* [Page and application data records]:
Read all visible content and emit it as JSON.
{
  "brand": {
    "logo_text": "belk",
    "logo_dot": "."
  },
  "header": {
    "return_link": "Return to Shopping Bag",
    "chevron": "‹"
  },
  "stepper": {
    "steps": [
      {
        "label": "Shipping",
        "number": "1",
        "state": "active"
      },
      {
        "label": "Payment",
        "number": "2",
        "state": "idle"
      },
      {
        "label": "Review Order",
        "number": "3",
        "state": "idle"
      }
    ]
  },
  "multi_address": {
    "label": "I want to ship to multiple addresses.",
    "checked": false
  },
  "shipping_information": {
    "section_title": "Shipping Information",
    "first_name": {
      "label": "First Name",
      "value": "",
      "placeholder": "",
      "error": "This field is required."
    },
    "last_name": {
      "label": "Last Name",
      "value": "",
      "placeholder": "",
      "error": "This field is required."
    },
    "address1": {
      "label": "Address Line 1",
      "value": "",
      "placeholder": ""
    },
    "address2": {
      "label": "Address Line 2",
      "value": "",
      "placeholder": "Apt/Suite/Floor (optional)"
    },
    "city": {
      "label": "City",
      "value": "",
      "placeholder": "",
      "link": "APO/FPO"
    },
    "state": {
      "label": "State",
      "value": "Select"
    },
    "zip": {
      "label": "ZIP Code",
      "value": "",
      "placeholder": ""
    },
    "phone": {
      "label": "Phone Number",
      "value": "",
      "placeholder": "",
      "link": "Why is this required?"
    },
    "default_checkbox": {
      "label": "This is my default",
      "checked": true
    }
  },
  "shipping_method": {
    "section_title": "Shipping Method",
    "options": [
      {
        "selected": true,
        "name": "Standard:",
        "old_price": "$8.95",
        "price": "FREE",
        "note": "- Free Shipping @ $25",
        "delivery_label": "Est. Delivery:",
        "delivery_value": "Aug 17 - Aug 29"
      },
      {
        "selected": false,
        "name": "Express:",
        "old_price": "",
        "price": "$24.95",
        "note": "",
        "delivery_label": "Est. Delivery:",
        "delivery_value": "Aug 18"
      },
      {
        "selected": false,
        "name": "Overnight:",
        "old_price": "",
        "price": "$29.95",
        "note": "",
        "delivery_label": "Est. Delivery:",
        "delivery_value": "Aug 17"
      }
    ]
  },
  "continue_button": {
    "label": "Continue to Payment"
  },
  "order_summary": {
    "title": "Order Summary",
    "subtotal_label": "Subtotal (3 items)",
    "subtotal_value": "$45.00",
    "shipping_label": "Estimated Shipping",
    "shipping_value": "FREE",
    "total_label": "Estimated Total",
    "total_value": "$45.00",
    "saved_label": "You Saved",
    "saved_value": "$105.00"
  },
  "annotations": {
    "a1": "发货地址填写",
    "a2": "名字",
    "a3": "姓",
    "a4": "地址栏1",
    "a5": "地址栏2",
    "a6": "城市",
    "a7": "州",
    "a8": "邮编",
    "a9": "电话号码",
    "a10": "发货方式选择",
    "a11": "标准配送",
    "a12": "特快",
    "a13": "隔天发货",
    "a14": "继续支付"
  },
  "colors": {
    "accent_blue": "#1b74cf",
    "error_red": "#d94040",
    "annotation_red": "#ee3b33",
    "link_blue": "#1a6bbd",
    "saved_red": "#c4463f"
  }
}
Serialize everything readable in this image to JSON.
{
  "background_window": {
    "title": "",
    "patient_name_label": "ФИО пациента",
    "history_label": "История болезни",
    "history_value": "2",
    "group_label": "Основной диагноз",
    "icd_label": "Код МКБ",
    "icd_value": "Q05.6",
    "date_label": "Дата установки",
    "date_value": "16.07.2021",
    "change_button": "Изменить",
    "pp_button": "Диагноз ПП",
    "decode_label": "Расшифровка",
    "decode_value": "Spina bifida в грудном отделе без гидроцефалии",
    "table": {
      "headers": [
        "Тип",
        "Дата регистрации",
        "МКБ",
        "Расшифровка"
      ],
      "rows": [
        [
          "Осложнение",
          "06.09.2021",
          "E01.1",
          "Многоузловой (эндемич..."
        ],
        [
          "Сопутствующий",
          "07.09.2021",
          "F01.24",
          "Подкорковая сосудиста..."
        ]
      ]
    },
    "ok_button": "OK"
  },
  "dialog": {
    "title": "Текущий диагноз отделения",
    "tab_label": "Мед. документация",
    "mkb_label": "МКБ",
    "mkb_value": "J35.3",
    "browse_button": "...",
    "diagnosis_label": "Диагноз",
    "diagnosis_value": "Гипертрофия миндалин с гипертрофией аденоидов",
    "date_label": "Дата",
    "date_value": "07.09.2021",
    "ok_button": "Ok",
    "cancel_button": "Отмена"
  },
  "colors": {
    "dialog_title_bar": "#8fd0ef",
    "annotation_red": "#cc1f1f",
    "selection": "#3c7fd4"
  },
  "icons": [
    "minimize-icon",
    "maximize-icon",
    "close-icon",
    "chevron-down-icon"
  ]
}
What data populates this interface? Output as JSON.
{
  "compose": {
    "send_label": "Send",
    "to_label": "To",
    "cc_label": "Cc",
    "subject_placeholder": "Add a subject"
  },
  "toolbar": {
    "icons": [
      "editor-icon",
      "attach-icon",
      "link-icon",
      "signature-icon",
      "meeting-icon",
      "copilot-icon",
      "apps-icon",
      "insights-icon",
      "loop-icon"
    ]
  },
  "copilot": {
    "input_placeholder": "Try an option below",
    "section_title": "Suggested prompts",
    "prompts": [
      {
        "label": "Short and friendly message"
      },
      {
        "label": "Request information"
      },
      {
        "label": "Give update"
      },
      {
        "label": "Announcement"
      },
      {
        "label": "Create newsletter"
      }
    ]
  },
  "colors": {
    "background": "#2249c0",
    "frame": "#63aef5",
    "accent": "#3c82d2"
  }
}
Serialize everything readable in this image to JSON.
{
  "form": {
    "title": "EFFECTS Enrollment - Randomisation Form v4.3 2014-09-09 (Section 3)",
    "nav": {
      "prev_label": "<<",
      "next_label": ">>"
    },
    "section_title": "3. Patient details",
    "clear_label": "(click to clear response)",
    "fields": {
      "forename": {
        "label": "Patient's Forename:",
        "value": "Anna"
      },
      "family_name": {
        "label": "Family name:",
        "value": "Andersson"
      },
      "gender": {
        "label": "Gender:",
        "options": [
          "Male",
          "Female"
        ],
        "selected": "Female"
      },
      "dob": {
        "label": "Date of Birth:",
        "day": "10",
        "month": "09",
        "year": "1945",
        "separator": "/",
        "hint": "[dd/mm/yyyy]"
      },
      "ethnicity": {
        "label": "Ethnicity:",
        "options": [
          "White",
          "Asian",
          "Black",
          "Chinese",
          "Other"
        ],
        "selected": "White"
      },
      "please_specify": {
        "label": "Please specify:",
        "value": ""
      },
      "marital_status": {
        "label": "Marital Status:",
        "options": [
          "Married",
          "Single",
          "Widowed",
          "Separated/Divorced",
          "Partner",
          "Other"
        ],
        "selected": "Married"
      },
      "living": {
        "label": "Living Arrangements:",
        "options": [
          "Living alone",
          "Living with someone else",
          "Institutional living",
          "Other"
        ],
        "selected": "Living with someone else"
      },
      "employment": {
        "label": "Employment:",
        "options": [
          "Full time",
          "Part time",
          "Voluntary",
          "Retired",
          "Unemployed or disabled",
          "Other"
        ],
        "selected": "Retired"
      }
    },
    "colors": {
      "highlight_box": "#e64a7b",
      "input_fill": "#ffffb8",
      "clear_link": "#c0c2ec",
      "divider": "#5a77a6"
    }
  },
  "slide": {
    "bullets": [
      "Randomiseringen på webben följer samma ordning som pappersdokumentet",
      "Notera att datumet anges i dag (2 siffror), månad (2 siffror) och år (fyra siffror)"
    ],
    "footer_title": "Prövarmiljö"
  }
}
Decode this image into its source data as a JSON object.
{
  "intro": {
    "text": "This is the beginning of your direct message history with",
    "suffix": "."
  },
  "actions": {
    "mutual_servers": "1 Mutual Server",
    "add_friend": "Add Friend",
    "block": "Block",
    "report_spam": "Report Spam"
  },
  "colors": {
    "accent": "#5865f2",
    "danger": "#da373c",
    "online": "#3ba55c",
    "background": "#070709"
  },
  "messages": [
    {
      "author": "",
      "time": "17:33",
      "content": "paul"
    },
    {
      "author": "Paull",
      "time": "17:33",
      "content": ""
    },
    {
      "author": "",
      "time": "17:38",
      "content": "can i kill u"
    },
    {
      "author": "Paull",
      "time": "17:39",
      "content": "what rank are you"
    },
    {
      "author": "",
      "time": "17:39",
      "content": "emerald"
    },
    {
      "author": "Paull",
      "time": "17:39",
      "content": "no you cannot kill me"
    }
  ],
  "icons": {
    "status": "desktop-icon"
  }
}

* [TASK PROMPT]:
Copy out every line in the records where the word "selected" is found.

* [RESPONSE TO THE TASK]:
        "selected": true,
        "selected": false,
        "selected": false,
        "selected": "Female"
        "selected": "White"
        "selected": "Married"
        "selected": "Living with someone else"
        "selected": "Retired"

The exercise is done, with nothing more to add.